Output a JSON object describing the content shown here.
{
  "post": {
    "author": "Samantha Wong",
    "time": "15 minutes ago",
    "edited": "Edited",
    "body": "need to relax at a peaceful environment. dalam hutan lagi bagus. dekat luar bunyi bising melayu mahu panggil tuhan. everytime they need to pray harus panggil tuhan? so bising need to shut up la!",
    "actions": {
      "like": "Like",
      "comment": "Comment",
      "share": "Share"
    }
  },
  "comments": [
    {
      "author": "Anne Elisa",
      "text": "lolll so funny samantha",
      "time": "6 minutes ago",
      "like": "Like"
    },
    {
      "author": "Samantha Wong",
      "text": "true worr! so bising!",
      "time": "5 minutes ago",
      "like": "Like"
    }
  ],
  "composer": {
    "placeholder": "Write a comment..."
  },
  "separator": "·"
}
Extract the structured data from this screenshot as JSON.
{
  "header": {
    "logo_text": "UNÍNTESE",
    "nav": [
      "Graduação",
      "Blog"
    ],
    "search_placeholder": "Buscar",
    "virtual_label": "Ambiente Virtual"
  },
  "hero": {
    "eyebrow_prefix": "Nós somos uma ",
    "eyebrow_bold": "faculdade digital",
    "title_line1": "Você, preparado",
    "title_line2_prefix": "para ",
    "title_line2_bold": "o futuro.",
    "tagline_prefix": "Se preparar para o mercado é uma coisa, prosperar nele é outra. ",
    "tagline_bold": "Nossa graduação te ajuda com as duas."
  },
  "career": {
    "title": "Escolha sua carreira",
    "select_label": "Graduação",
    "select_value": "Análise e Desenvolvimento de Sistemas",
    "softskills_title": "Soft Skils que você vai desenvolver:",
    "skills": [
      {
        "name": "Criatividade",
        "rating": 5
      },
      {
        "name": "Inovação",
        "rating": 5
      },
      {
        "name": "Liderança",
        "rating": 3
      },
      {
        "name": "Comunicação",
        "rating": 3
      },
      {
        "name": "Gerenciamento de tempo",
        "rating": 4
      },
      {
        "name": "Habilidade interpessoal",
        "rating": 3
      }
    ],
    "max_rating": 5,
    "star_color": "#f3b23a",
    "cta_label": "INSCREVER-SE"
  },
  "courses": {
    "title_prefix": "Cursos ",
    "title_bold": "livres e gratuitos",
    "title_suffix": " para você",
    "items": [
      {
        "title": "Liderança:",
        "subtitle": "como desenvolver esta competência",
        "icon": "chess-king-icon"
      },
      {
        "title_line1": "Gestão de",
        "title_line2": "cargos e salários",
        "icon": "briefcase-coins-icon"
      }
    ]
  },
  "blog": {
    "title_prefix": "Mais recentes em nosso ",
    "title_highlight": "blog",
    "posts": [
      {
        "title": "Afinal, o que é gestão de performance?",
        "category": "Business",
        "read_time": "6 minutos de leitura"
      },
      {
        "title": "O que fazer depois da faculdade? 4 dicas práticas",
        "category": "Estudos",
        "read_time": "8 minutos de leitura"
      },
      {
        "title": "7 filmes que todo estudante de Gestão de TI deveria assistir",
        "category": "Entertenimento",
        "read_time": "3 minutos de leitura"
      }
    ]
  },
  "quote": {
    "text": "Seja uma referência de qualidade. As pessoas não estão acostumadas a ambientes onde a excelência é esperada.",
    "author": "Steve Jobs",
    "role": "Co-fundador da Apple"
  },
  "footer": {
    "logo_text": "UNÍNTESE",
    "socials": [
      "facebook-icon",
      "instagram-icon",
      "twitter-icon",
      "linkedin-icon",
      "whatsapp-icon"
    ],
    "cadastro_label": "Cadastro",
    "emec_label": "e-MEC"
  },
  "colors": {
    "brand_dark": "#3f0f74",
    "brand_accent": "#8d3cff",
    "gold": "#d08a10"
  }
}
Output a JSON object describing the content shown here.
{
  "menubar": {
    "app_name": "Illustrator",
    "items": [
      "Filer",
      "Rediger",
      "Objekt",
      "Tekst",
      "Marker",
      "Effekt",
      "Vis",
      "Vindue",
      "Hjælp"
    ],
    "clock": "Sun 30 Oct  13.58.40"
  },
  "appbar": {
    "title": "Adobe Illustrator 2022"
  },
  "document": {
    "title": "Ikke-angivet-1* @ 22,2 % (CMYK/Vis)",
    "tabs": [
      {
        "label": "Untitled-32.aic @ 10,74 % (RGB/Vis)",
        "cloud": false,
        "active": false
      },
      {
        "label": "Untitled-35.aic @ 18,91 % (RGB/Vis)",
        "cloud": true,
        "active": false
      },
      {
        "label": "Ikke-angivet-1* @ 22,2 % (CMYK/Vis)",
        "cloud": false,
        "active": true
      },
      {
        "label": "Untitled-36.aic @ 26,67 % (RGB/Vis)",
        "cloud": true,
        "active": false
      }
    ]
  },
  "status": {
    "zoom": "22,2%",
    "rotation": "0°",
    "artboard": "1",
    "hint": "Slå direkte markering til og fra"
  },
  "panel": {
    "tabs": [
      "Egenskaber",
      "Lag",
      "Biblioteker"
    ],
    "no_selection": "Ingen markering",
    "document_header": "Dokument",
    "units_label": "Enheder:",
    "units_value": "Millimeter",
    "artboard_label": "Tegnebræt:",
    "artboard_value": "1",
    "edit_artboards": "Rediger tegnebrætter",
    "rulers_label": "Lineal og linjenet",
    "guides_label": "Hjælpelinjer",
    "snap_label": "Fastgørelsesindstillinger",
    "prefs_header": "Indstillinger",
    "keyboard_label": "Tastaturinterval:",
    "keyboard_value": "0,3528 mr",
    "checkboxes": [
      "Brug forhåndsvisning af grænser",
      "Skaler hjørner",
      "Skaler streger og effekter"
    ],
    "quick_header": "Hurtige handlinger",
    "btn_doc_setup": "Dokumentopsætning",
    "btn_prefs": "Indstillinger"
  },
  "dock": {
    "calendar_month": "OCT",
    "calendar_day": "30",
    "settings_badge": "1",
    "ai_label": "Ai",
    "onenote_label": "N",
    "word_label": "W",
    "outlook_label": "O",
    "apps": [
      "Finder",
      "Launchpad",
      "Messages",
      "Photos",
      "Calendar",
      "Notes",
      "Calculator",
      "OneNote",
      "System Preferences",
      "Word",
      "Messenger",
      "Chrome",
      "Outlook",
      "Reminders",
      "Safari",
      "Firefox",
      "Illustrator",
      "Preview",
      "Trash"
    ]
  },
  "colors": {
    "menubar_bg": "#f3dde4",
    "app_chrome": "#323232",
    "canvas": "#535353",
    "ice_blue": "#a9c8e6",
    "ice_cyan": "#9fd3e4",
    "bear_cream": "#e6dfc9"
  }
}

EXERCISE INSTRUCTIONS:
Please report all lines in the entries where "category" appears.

TASK OUTPUT:
        "category": "Business",
        "category": "Estudos",
        "category": "Entertenimento",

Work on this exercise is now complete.